I don’t know if you guys have heard but Australia is finally putting a stop to selling animal-tested cosmetic products. This means more than 99% of cosmetic products in Australia will be banned! But what’s the catch? We’ll get back to that in a bit.
So long story short: a bill was recently placed before the House of Representatives to put an end to animal testing specifically for cosmetic products.
Think about the bunnies!
The 2017-18 budget will allow the government to work closely with the cosmetics industry, while consulting key animal welfare stakeholders to create a voluntary code of practice for any company selling cosmetic products. Seems legit right?
But, here’s the downfall… it won’t actually come into effect until July 2018! Until then, Australia will continue to test on animals, as the Department of Health still considers this approach to be the best means of testing for potential toxicity. Another reason for this start date is to provide the industry with ample time to make its transition.
So, you’re probably wondering, why all this is happening now? Let me tell you why: the Government finally decided to do something about what the public has been banging at their doors, and with such strong support they became motivated to take action.
It makes sense right? I mean the cosmetic industry’s primary market is females… duh! But let’s take a look at another demographic within that group, millennials (yes, that ridiculously overused term).
Research shows that when millennials are making a purchasing decision, one of the most important things they take into consideration is the value of the brand or company they are buying from and if these values align with their own. Millennials believe a business has the power to make a difference and one that does will be most attractive.
The Deloitte Millennial Survey 2017 found that involvement with “good causes” gives millennials a sense of empowerment and encourages them to believe they can do something for the world around them. This also comes down to the fact that millennials feel as though they are accountable, to some extent, for the issues the world faces today.
Out of those surveyed, 77 per cent revealed they have been involved in some kind of charity – that’s pretty impressive for a demographic considered lazy and entitled.
Make up consumers in general have become more involved in issues surrounding animal welfare, which has inevitably increased the demand for cruelty-free cosmetics. A Roy Morgan research poll shows that 43% of Australian women nominated products that are “not tested on animals’ as the most important factor when buying cosmetic products.

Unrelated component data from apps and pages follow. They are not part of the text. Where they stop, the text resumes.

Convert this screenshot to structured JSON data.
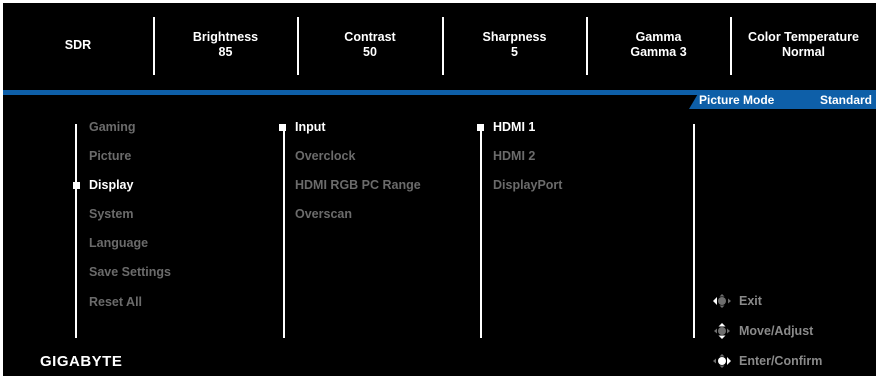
{
  "top_bar": {
    "items": [
      {
        "label": "SDR",
        "value": ""
      },
      {
        "label": "Brightness",
        "value": "85"
      },
      {
        "label": "Contrast",
        "value": "50"
      },
      {
        "label": "Sharpness",
        "value": "5"
      },
      {
        "label": "Gamma",
        "value": "Gamma 3"
      },
      {
        "label": "Color Temperature",
        "value": "Normal"
      }
    ]
  },
  "picture_mode": {
    "label": "Picture Mode",
    "value": "Standard"
  },
  "main_menu": [
    "Gaming",
    "Picture",
    "Display",
    "System",
    "Language",
    "Save Settings",
    "Reset All"
  ],
  "main_menu_selected": "Display",
  "sub_menu": [
    "Input",
    "Overclock",
    "HDMI RGB PC Range",
    "Overscan"
  ],
  "sub_menu_selected": "Input",
  "options": [
    "HDMI 1",
    "HDMI 2",
    "DisplayPort"
  ],
  "options_selected": "HDMI 1",
  "hints": {
    "exit": "Exit",
    "move": "Move/Adjust",
    "enter": "Enter/Confirm"
  },
  "brand": "GIGABYTE",
  "colors": {
    "accent": "#0e5fa8",
    "background": "#000000",
    "inactive_text": "#6b6b6b"
  }
}
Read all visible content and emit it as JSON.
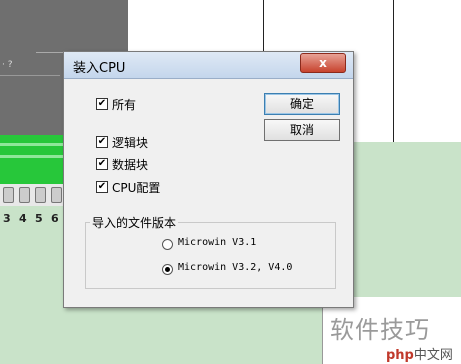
{
  "background": {
    "gray_label": "· ?",
    "terminal_numbers": [
      "3",
      "4",
      "5",
      "6"
    ],
    "watermark": "软件技巧",
    "logo_php": "php",
    "logo_rest": "中文网"
  },
  "dialog": {
    "title": "装入CPU",
    "close_label": "x",
    "checkboxes": [
      {
        "label": "所有",
        "checked": true
      },
      {
        "label": "逻辑块",
        "checked": true
      },
      {
        "label": "数据块",
        "checked": true
      },
      {
        "label": "CPU配置",
        "checked": true
      }
    ],
    "check_mark": "✔",
    "ok_label": "确定",
    "cancel_label": "取消",
    "group_title": "导入的文件版本",
    "radios": [
      {
        "label": "Microwin V3.1",
        "selected": false
      },
      {
        "label": "Microwin V3.2, V4.0",
        "selected": true
      }
    ]
  }
}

It seems that cruelty free and vegan cosmetic brands are trending and are only becoming more and more popular. One of my personal favourite brands that I’ve been purchasing for ages is ‘Too Faced.” They’re known for having good quality make-up, they don’t test on animals, and offer a wide range of vegan products. Two Faced leads by example as these factors are what makes their brand stand out, and goes to show that animal testing isn’t necessary within the industry.
However, (queue sounds of disappointment) it was announced at the end of last year that they were bought by Estee Lauder – another big cosmetic company. Estee Lauder is sadly not a cruelty free company, which is what has us Too faced customers so confused?!
But before we get our knickers in a twist, don’t worry – Too Faced is still going to remain cruelty free. Although, it still leaves us animal lovers with a dilemma that I’m sure most of you out there are thinking; if we continue to purchase from Too Faced will it be considered a contribution to a corporation that does test on animals? Though I suppose this debate is for another article.
So before we wrap this up, I’ll give you a super brief overview on the history of animal testing, as I think its super important to know.
Animal testing has been around since the early 1920s, with the sole purpose to determine the safety of any new drug before going out on the market. This method has then eventuated into the cosmetics industry, cleaning products, food additives, and pesticides. This practice has been used all around the world, and has become considered an acceptable method for testing ingredients for safety, although it is not mandatory by the law in the United States.
For cosmetic tests , the most commonly used animals are bunnies, guinea pigs, mice, and rats, which they often die as a result of being tested.
So I guess in the mean time all we can do is make a conscious effort to stay away from animal tested products. We’ve all heard our friends say “oh my god, the year has gone so fast” so surely July 2018 will creep up on us in no time.